Lynton re-ups at Sony
EmptyFollowing the motto "if it ain't broke don't fix it," Sony has extended the contract of Sony Pictures Entertainment chairman and CEO Michael Lynton to 2012.
Lynton joined SPE in January 2004. After weathering some initial boxoffice disappointments, he led Sony Pictures to a record $1.7 billion and change at the domestic boxoffice in 2006 with co-chairman Amy Pascal. Top hits included "The Da Vinci Code" and "Casino Royale."
SPE also earned more than $3.3 billion in worldwide boxoffice receipts that year, an all-time high for the company. Last week, Sony topped $1 billion at the domestic boxoffice for the sixth straight year, including the year's biggest U.S. hit to date, "Spider-Man 3."
"Michael Lynton's financial acumen and firm grasp of content in the digital era is exactly what's needed to lead a studio in the 21st century," said Sony chairman and CEO Howard Stringer, who announced the extension. "Together he and Amy have become a forceful and dynamic team, guiding the studio to even greater heights than I could have hoped."
Lynton's contract was set to expire in March. The extension comes a little more than a year after Pascal was promoted to co-chairman of Sony Pictures and had her contract extended to 2011.
"I think I've forged a great partnership with Amy and we have a solid management team in all areas," Lynton said by phone Wednesday. "We've made a substantial push on the international front, both in distribution and in production. I think Amy and I have focused on both varying the slate and bringing financial discipline to the plate."

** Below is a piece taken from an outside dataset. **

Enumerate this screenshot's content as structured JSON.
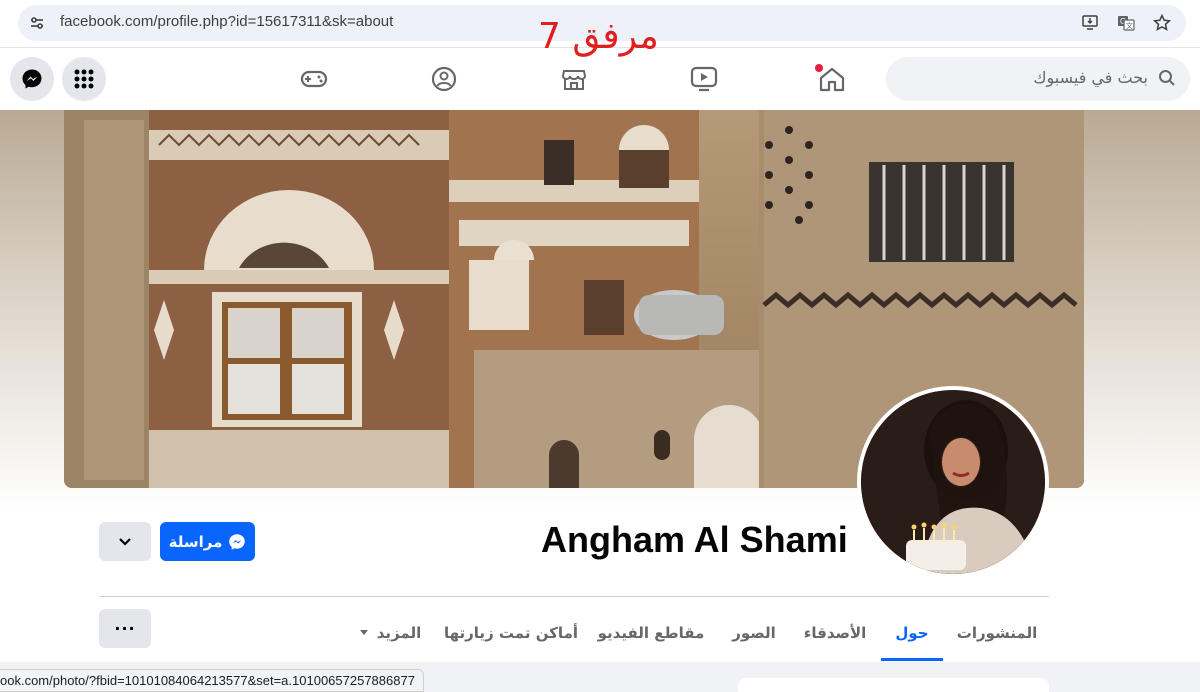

Among the 2008 slate are the 22nd Bond film, the "Da Vinci" follow-up "Angels & Demons," "Hancock" and "You Don't Mess With the Zohan."
Under Lynton's tenure, the studio has created an international motion picture group to strengthen its worldwide presence, as well as established new television channels around the world. Sony pioneered the idea of producing local shows in local languages in foreign territories, often with foreign broadcasters. After 10 years at it, in territories as diverse as India, Brazil and Germany, the venture is making money.
On the domestic TV side, the company has been making great strides during the past couple of years. Sony Pictures Television has a total of 10 pilot orders across broadcast and cable and is producing 21 shows, including syndicated series, along with TV movies.
This season, the division will have four new dramas premiering: "Cashmere Mafia" on ABC, "Viva Laughlin" on CBS, "Canterbury's Law" on Fox and "Breaking Bad" on AMC.
SPT also produces such series as CBS' "Rules of Engagement" and "Power of 10," FX's "Rescue Me" and "The Shield" and top-rated syndicated game shows "Wheel of Fortune" and "Jeopardy!" (the latter two are distributed by CBS Television Distribution). Other credits include the Emmy-winning AMC miniseries "Broken Trail" and the successful "Jesse Stone" franchise of movies for CBS.
Lynton also has overseen the studio's digital distribution of content and the development of the Blu-ray Disc.
"I think we have to focus more on the digital side in terms of distribution and how we market in that arena," he said.
Gregg Goldstein reported from New York; Leslie Simmons reported from Los Angeles. Kimberly Nordyke in Los Angeles contributed to this report.